In any range of relationships, some will be more intense, more closely bonded than others. This can lead to placing some relationships ahead of others in priority for time, attention, and resources. Depending upon what agreements one has with other partners, that can be fine — or deeply troublesome. But is it inevitable?
That often seems to differ based on how people began their polyamorous journey. Those who began with a steady existing coupled relationship that they later “opened up” often see a need to defend that relationship and its emotional primacy. They practice hierarchical poly whether they are aware of it or not. Others started from a more egalitarian perspective.
It is possible to begin as an established couple, understanding that there are financial, family, and other entanglements but without decreeing that no other relationship will be allowed to reach that same level. Given how most of us were raised, that’s a much harder ideal to achieve.
Those who began as solo poly or relationship anarchists, or who started as a group dating situation rather than a couple, seem to be less susceptible to ranking relationships based on longevity.

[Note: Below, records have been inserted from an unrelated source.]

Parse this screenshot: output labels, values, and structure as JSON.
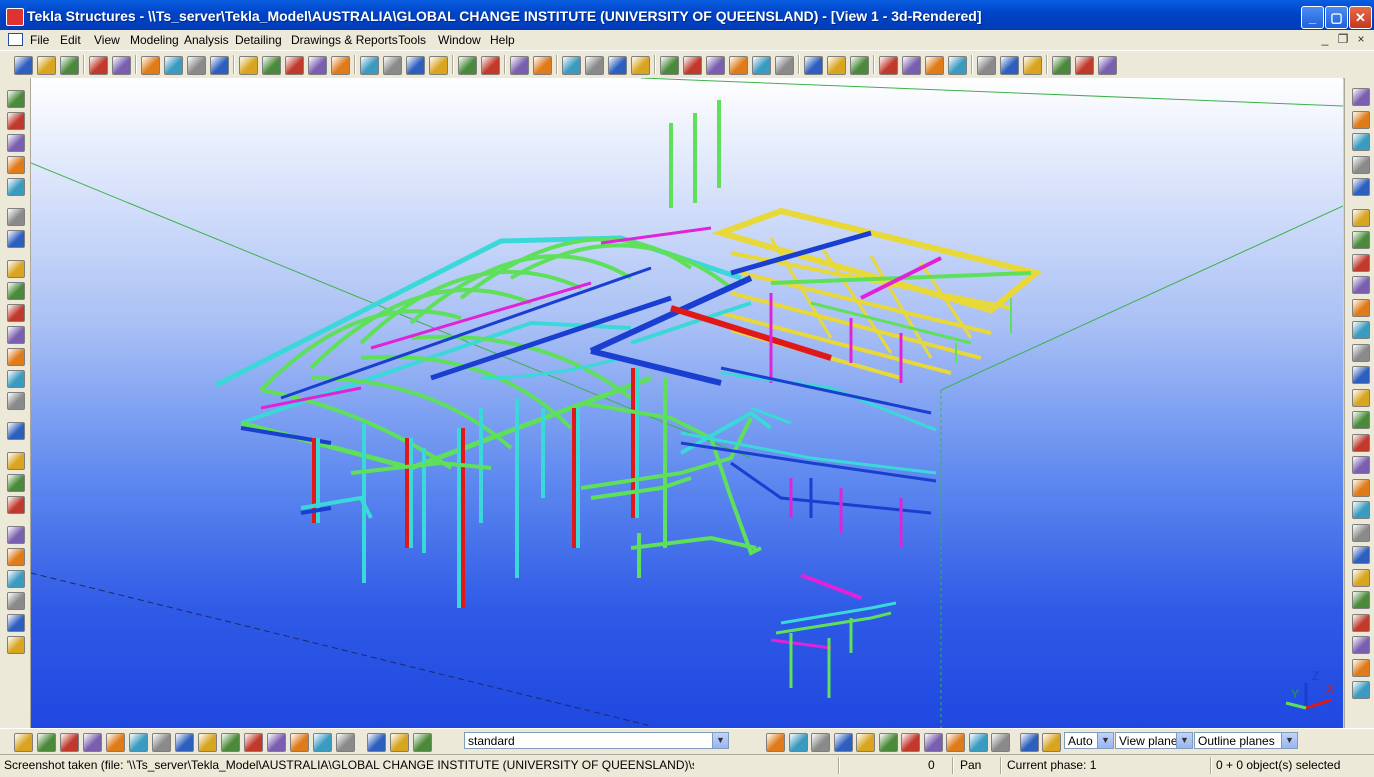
{
  "window": {
    "title": "Tekla Structures - \\\\Ts_server\\Tekla_Model\\AUSTRALIA\\GLOBAL CHANGE INSTITUTE (UNIVERSITY OF QUEENSLAND) - [View 1 - 3d-Rendered]",
    "minimize": "_",
    "maximize": "▢",
    "close": "✕"
  },
  "menu": {
    "items": [
      "File",
      "Edit",
      "View",
      "Modeling",
      "Analysis",
      "Detailing",
      "Drawings & Reports",
      "Tools",
      "Window",
      "Help"
    ],
    "mdi_min": "_",
    "mdi_restore": "❐",
    "mdi_close": "×"
  },
  "toolbar_icons": [
    "new-icon",
    "open-icon",
    "save-icon",
    "undo-icon",
    "redo-icon",
    "copy-icon",
    "paste-icon",
    "print-icon",
    "clipboard-icon",
    "view-icon",
    "window-icon",
    "list-icon",
    "cut-icon",
    "select-icon",
    "part-icon",
    "assembly-icon",
    "cast-unit-icon",
    "component-icon",
    "snap-icon",
    "move-icon",
    "rotate-icon",
    "mirror-icon",
    "query-icon",
    "inquire-icon",
    "dimension-icon",
    "grid-icon",
    "line-icon",
    "distance-icon",
    "angle-icon",
    "arc-icon",
    "point-icon",
    "measure-icon",
    "clash-icon",
    "numbering-icon",
    "phase-icon",
    "drawing-icon",
    "report-icon",
    "analysis-icon",
    "workplane-icon",
    "plane-icon",
    "cut-plane-icon",
    "clip-icon",
    "fly-icon",
    "zoom-icon",
    "settings-icon"
  ],
  "left_tools": [
    "column-icon",
    "beam-icon",
    "polybeam-icon",
    "curved-beam-icon",
    "slab-icon",
    "bolt-icon",
    "weld-icon",
    "line-point-icon",
    "pick-point-icon",
    "along-line-icon",
    "extension-icon",
    "intersect-icon",
    "perpendicular-icon",
    "parallel-icon",
    "circle-icon",
    "binoculars-icon",
    "component-catalog-icon",
    "component-icon",
    "detail-icon",
    "connection-icon",
    "edit-icon",
    "explode-icon",
    "group-icon",
    "ungroup-icon"
  ],
  "right_tools": [
    "plane-select-icon",
    "component-select-icon",
    "binoculars-icon",
    "arrow-left-icon",
    "arrow-right-icon",
    "number-five-icon",
    "ibeam-icon",
    "channel-icon",
    "hollow-section-icon",
    "tee-icon",
    "angle-section-icon",
    "plate-icon",
    "stiffener-icon",
    "seating-icon",
    "highlight-icon",
    "yellow-square-icon",
    "splice-icon",
    "endplate-icon",
    "cap-icon",
    "bracing-icon",
    "base-plate-icon",
    "clip-angle-icon",
    "stair-icon",
    "column-splice-icon",
    "haunch-icon",
    "truss-icon",
    "warning-icon"
  ],
  "bottom_icons": [
    "select-all-icon",
    "select-part-icon",
    "select-surface-icon",
    "select-weld-icon",
    "select-cut-icon",
    "select-grid-icon",
    "select-bolt-icon",
    "select-reinforcement-icon",
    "select-plane-icon",
    "select-point-icon",
    "select-component-icon",
    "select-assembly-icon",
    "select-object-icon",
    "select-cast-icon",
    "select-view-icon",
    "snap-point-icon",
    "snap-end-icon",
    "snap-center-icon"
  ],
  "bottom_snap_icons": [
    "snap-ref-line-icon",
    "snap-geometry-icon",
    "snap-center-snap-icon",
    "snap-intersection-icon",
    "snap-midpoint-icon",
    "snap-perpendicular-icon",
    "snap-extension-icon",
    "snap-nearest-icon",
    "snap-any-icon",
    "snap-free-icon",
    "snap-line-icon",
    "view-properties-icon",
    "work-area-icon"
  ],
  "selection_filter": "standard",
  "snap_combo": "Auto",
  "plane_combo": "View plane",
  "outline_combo": "Outline planes",
  "status": {
    "message": "Screenshot taken (file: '\\\\Ts_server\\Tekla_Model\\AUSTRALIA\\GLOBAL CHANGE INSTITUTE (UNIVERSITY OF QUEENSLAND)\\screenshots\\snap_",
    "count": "0",
    "mode": "Pan",
    "phase": "Current phase: 1",
    "selection": "0 + 0 object(s) selected"
  },
  "axis": {
    "x": "X",
    "y": "Y",
    "z": "Z"
  },
  "colors": {
    "green_member": "#5ee05a",
    "cyan_member": "#3ad8d8",
    "blue_member": "#1a3fd0",
    "magenta_member": "#e023d8",
    "red_member": "#e01818",
    "yellow_member": "#e8d838",
    "viewport_top": "#ffffff",
    "viewport_bottom": "#1f48e0"
  }
}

Anytime one joins a relationship, there will be pre-existing conditions. The new partner will have other relationships, family and work commitments, among others. The question is how strongly partners defend their existing commitments as their preferred reality versus allowing the new partner to change that reality.